What do you believe is the hardest part of writing?

Because I love to write, nothing really. I am one author who does not believe in the term “writer’s block.” I’ll be the first to admit that I can write myself into a corner. However, I make myself exercise when I need time away from the manuscript. I set daily and weekly goals, and when I am not writing, I am thinking about that next beat in the story.

What do you believe is the greatest reward of writing?

Throughout my writing career, people’s lives have been touched by what I’ve written. An example is my 5th book, Just This Side of Heaven. There can be no greater benefit to to me as an author than to know something I wrote about changed a life. Here are just a few examples:

I can’t tell you how much I enjoyed the interview. My husband passed away 4 yrs. ago today, July 15th, from cancer. I really liked what you said about the dash. It is more important to focus on his life, than his death. He was an incredible person. I know he is in my future. Thanks for the encouraging talk.
Janice Hegamyer, Collegedale, TN

For two years, I was unable to deal with the death of my son. I heard you on the radio speaking about your book and purchased it. I honestly do not understand how something so small that you wrote and talked about could make such a difference in my life, but it has. The Dash was what I was missing. Thank you for helping me to understand how important it is to celebrate the life that I miss and not focus on the death.
K. Johnson, Salinas, CA

How do you do research for your books?

I have been known to try, use or do whatever it is I am writing about. My guess is if I was an actor, one might say I was a “method actor.” So for me, what works best is “method writing.” I want to know as much as humanly possible about what it is I am writing about. Therefore, I will dig as deep into a character’s life or subject as I can.

What types of books do you like to read? Who are your favorite authors?

I read anything! In fact, I had a friend who once said if she sat a cereal box in front of me, I would read it. Therefore, my personal library is filled with many genres and many authors. Some of my favorite authors are:

Paul Gray
Gary Provost
Joseph Wambaugh
Nelson DeMille
Dan Brown
Malcolm Gladwell
Michael Shaara
Jeff Shaara

Are you working on your next book?

Yes, I always have several projects on my desk, not just one.

What can you tell us about it?

It is a non-fiction book titled Until The End of Time, and another book in the Sleepytown Beagle series.

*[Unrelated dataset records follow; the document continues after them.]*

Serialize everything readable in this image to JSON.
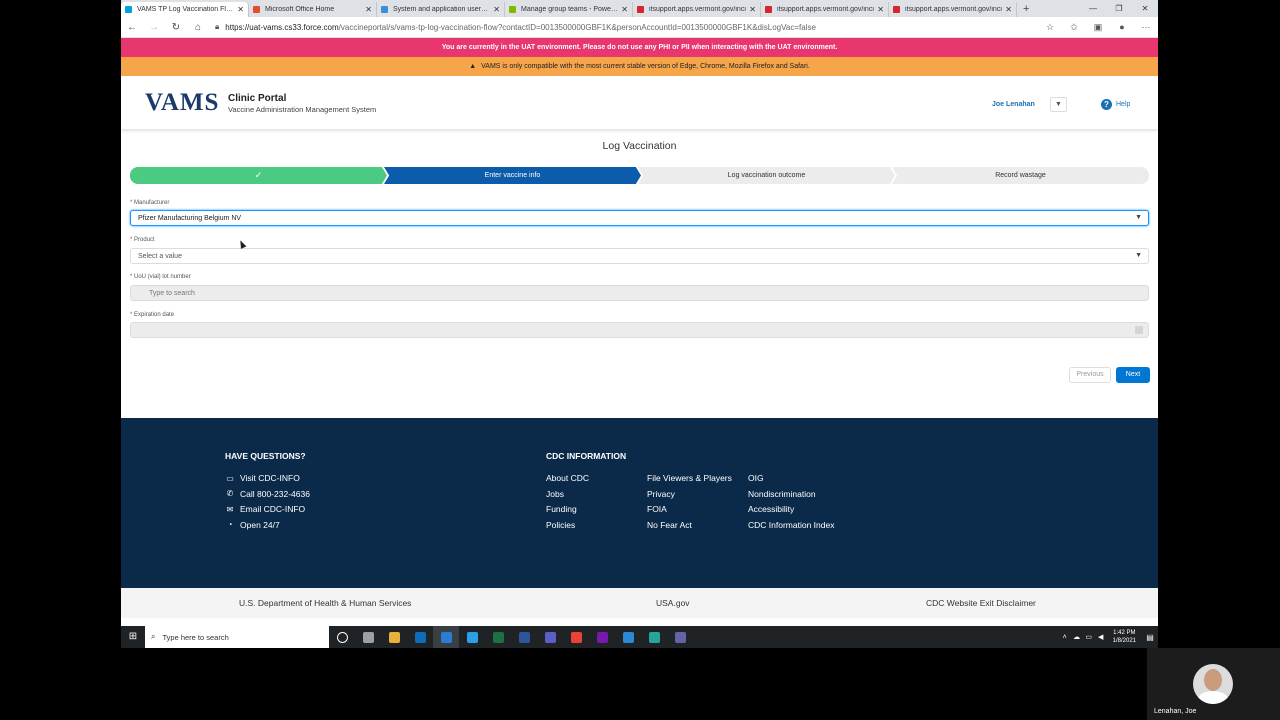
{
  "browser": {
    "tabs": [
      {
        "label": "VAMS TP Log Vaccination Flow",
        "favicon_color": "#00a1e0",
        "active": true
      },
      {
        "label": "Microsoft Office Home",
        "favicon_color": "#e74c2b",
        "active": false
      },
      {
        "label": "System and application users - X",
        "favicon_color": "#3a8fd8",
        "active": false
      },
      {
        "label": "Manage group teams - Power Pl",
        "favicon_color": "#7fba00",
        "active": false
      },
      {
        "label": "itsupport.apps.vermont.gov/inci",
        "favicon_color": "#d9232d",
        "active": false
      },
      {
        "label": "itsupport.apps.vermont.gov/inci",
        "favicon_color": "#d9232d",
        "active": false
      },
      {
        "label": "itsupport.apps.vermont.gov/inci",
        "favicon_color": "#d9232d",
        "active": false
      }
    ],
    "new_tab": "+",
    "url_host": "https://uat-vams.cs33.force.com",
    "url_path": "/vaccineportal/s/vams-tp-log-vaccination-flow?contactID=0013500000GBF1K&personAccountId=0013500000GBF1K&disLogVac=false"
  },
  "banners": {
    "uat": "You are currently in the UAT environment. Please do not use any PHI or PII when interacting with the UAT environment.",
    "compat": "VAMS is only compatible with the most current stable version of Edge, Chrome, Mozilla Firefox and Safari."
  },
  "header": {
    "logo_text": "VAMS",
    "portal_title": "Clinic Portal",
    "portal_subtitle": "Vaccine Administration Management System",
    "user_name": "Joe Lenahan",
    "help_label": "Help"
  },
  "page": {
    "title": "Log Vaccination",
    "steps": [
      {
        "label": "✓",
        "state": "complete"
      },
      {
        "label": "Enter vaccine info",
        "state": "current"
      },
      {
        "label": "Log vaccination outcome",
        "state": "upcoming"
      },
      {
        "label": "Record wastage",
        "state": "upcoming"
      }
    ],
    "required_marker": "*",
    "fields": {
      "manufacturer": {
        "label": "Manufacturer",
        "value": "Pfizer Manufacturing Belgium NV"
      },
      "product": {
        "label": "Product",
        "placeholder": "Select a value"
      },
      "lot": {
        "label": "UoU (vial) lot number",
        "placeholder": "Type to search"
      },
      "expiration": {
        "label": "Expiration date",
        "value": ""
      }
    },
    "previous_label": "Previous",
    "next_label": "Next"
  },
  "footer": {
    "questions_heading": "HAVE QUESTIONS?",
    "contacts": [
      {
        "icon": "monitor-icon",
        "label": "Visit CDC-INFO"
      },
      {
        "icon": "phone-icon",
        "label": "Call 800-232-4636"
      },
      {
        "icon": "envelope-icon",
        "label": "Email CDC-INFO"
      },
      {
        "icon": "clock-icon",
        "label": "Open 24/7"
      }
    ],
    "cdc_heading": "CDC INFORMATION",
    "col1": [
      "About CDC",
      "Jobs",
      "Funding",
      "Policies"
    ],
    "col2": [
      "File Viewers & Players",
      "Privacy",
      "FOIA",
      "No Fear Act"
    ],
    "col3": [
      "OIG",
      "Nondiscrimination",
      "Accessibility",
      "CDC Information Index"
    ],
    "sub": [
      "U.S. Department of Health & Human Services",
      "USA.gov",
      "CDC Website Exit Disclaimer"
    ]
  },
  "taskbar": {
    "search_placeholder": "Type here to search",
    "app_icons": [
      "#ffffff",
      "#9aa0a6",
      "#e8b23a",
      "#0f6cbd",
      "#2b7cd3",
      "#2ba0e8",
      "#1e7145",
      "#2b579a",
      "#5b5fc7",
      "#ea4335",
      "#7719aa",
      "#2b88d8",
      "#26a69a",
      "#6264a7"
    ],
    "time": "1:42 PM",
    "date": "1/8/2021"
  },
  "webcam": {
    "name": "Lenahan, Joe"
  },
  "colors": {
    "accent": "#0176d3",
    "step_complete": "#4bca81",
    "step_current": "#0b5cab",
    "footer_bg": "#0b2a4a",
    "uat_banner": "#e8366f",
    "compat_banner": "#f6a54a"
  }
}
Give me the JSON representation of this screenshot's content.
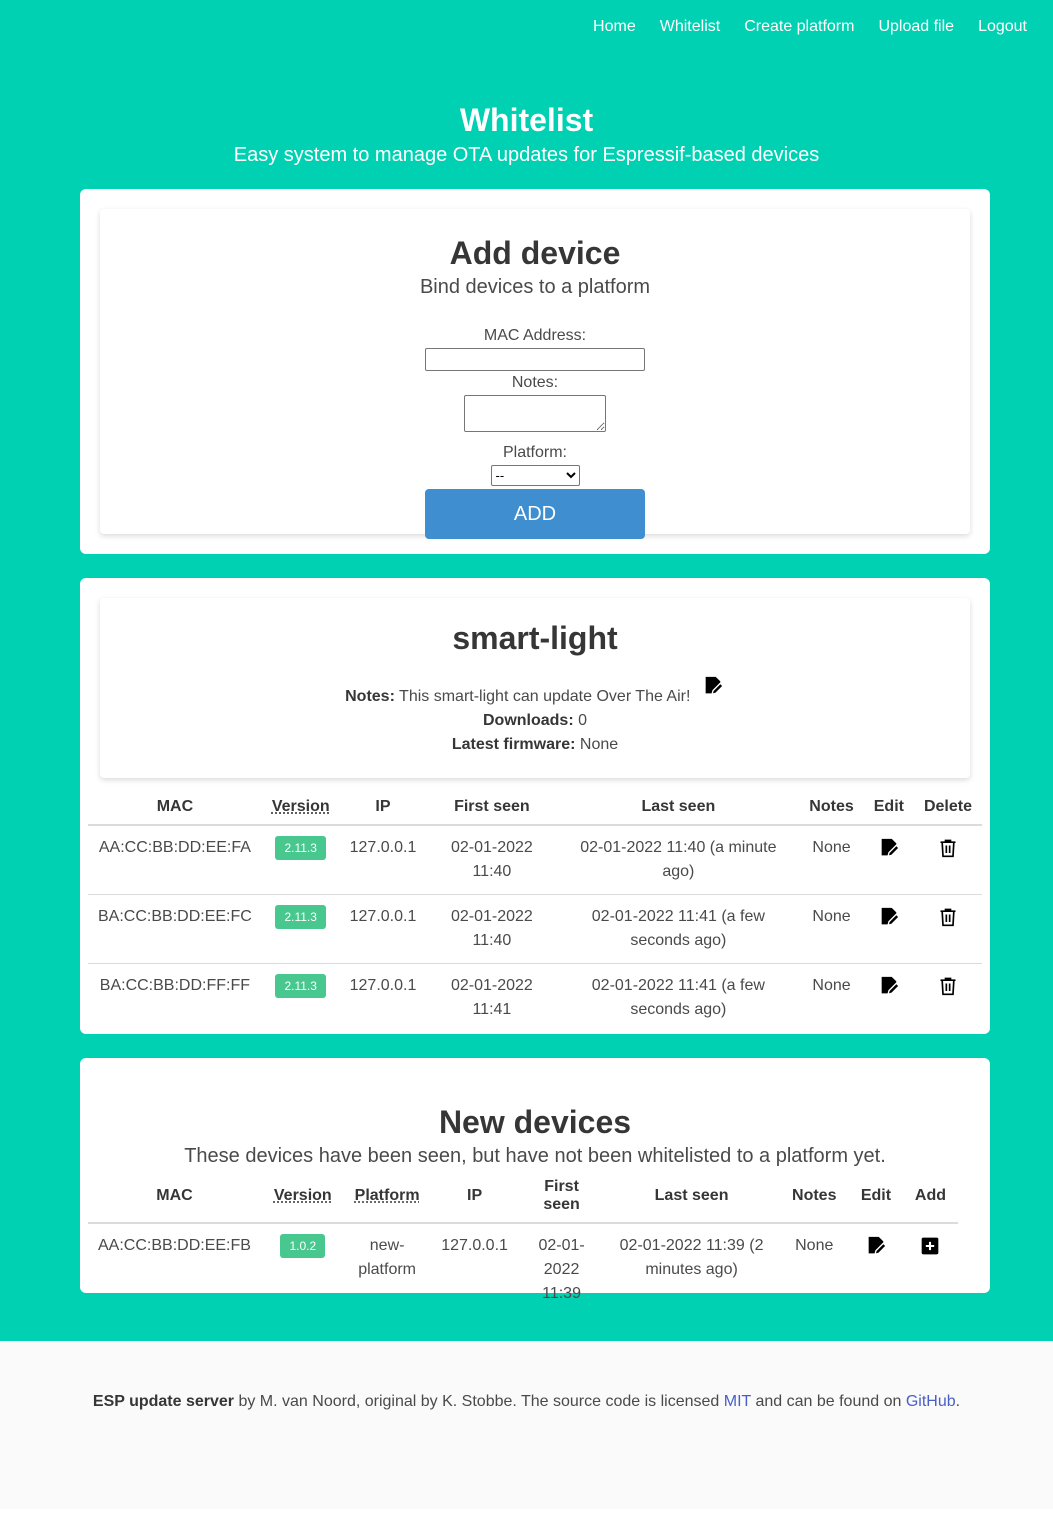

I have also been working on a children’s animated screenplay called Hero.

What is the best advice you could give other writers about writing or publishing?

Create a place and time to do your writing each day. I have found early in the morning is my best time to create; later in the day I do rewrites.

One of the worst things a young writer can do is to say someday, I’ll write. Follow your dream and heart. Start writing and never stop.

What are you doing to promote your latest book?

I do a lot of radio shows and talks. I try to connect with my readers and make myself available to them as much as possible.

Where can readers learn more about you and your book?

Facebook: http://www.facebook.com/pages/Timothy-Glass/146746625258?ref=ts
Twitter: http://twitter.com/timothyglass/
Amazon (Timothy Glass)
Amazon (T. Faron)

Comments

  1. Shirley Drissel says

    Tim’s Sleepytown Beagle series is great for kids of any age. I enjoy reading them with my grandchildren.
    Just this Side of Heaven helped us to deal with the passing of Paul’s sister. Tim suggested we go back & read about The Dash & we have been sharing that with people who are dealing with death.
    Both Just this Side of Heaven & Postcards pull you right into the story. Can’t wait to read more of Tim’s books.

  2. Linda Bulger says

    A friend who knows what I love in books recommended “Just This Side of Heaven” to me and I was pulled right in by Tim’s great compassionate heart and wonderful writing. “Postcards,” again, took me into a world where love and strength of character shape the story. The world needs more books from Tim Glass.